• In the aforementioned Outback Bowl, Northwestern's Kafka compiled one of the strangest stat lines you'll ever see: He threw for 532 yards and four touchdowns on 47-of-78 passes (a bowl record for attempts), but he also tossed five interceptions, including one in the end zone that Auburn's
• Saturday's ugly Ole Miss-Oklahoma Cotton Bowl included 12 combined turnovers (including six by Oklahoma State in the fourth quarter alone) and 16 penalties. The one saving grace: Rebels star
• Nebraska finally produced the kind of rushing attack it's been lacking all season in its 33-0 Holiday Bowl pasting of Arizona. Freshman running back
• With his team's Chick-fil-A Bowl rout of Tennessee, Virginia Tech coach
• Just when you thought
• There's just something about
• Air Force showed why it's ranked first in the country in pass defense, intercepting Cougars star
• A TCU victory Monday would give the Mountain West its first 5-0 bowl season. On the opposite end of the spectrum, the MAC
• People sometimes wonder why I gush so often about the Rose Bowl.
• People sometimes wonder why I complain about there being too many bowls.
Bowl-week festivities have led to all manner of infamous incidents at various games over the years, from Miami players' staged walkout of a Fiesta Bowl steak-fry in 1986 to Virginia Tech linebacker

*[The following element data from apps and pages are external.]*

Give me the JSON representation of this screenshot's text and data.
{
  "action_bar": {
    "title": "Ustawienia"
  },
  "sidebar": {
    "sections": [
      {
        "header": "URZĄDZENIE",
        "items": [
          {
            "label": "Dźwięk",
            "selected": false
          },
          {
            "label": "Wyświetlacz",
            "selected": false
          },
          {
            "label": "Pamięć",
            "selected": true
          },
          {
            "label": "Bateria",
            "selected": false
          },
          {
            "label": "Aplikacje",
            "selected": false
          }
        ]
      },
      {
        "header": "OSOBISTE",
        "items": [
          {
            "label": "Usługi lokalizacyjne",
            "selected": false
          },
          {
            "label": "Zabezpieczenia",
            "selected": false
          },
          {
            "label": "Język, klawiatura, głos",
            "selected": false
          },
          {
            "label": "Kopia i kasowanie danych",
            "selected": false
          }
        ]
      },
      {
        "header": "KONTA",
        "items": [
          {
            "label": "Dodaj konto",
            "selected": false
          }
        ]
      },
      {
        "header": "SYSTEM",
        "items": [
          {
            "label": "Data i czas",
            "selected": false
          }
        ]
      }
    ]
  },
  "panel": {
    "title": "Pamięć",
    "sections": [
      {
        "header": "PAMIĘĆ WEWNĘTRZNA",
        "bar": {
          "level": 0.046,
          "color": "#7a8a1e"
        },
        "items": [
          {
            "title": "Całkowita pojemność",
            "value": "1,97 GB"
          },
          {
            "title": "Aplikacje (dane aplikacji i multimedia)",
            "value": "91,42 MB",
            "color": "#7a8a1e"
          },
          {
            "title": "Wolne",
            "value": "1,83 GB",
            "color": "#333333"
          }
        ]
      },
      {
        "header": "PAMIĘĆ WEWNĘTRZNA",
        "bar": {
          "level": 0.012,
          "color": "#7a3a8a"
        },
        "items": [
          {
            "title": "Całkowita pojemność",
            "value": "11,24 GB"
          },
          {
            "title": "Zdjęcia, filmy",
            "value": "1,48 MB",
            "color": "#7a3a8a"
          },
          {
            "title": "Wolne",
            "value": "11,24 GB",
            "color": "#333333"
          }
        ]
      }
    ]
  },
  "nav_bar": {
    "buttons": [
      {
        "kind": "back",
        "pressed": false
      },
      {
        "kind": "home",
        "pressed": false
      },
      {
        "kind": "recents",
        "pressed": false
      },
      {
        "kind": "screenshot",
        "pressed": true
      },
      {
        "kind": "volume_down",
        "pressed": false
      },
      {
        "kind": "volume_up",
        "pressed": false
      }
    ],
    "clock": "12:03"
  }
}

This year's East Carolina Liberty Bowl dessert fracas may take the cake (hah!).
The cause of their dispute?
Williams and Paulk weren't the only Pirates who will leave Memphis with a bad taste (hah again!) Kicker
We know how Texas Tech fans feel about their coach's controversial dismissal: They're not happy. A Facebook group called "Team" Leach had drawn 46,000 members as of Sunday night. Pro-Leach signs filled the Alamodome for Saturday night's Red Raiders win over Michigan State, including the obvious "Bring Back Leach" sentiment, but as running back
The only connection between the school and The Pirate in the months and (possibly) years ahead is a sure-to-be contentious wrongful termination suit that's sure to bring out even more dirt-slinging by both sides. In the meantime, Leach may have to sit out of coaching next season while waiting for the smoke to clear. If and when it does, look for him to latch on with a mid-major or possibly a low-profile BCS school (here's looking at you, Washington State).
Florida's two-time national champion coach may not be on the sideline next fall, either, but if so, it will be of his own volition. While rumors run wild about the possible length of Meyer's forthcoming leave absence, it seems clear even Meyer himself doesn't know. He's yet to figure out how exactly what steps he plans to take to improve his mental health. He's continues to stick with the "In my gut, I'll be back next season" line, but that seems solely for recruiting purposes. As Florida president
Florida is expected to announce some of the details of Meyer's sabbatical soon (when he's leaving; what if any decision-making role he'll have while
We knew Connecticut's
The UCLA linebacker makes it into this space for the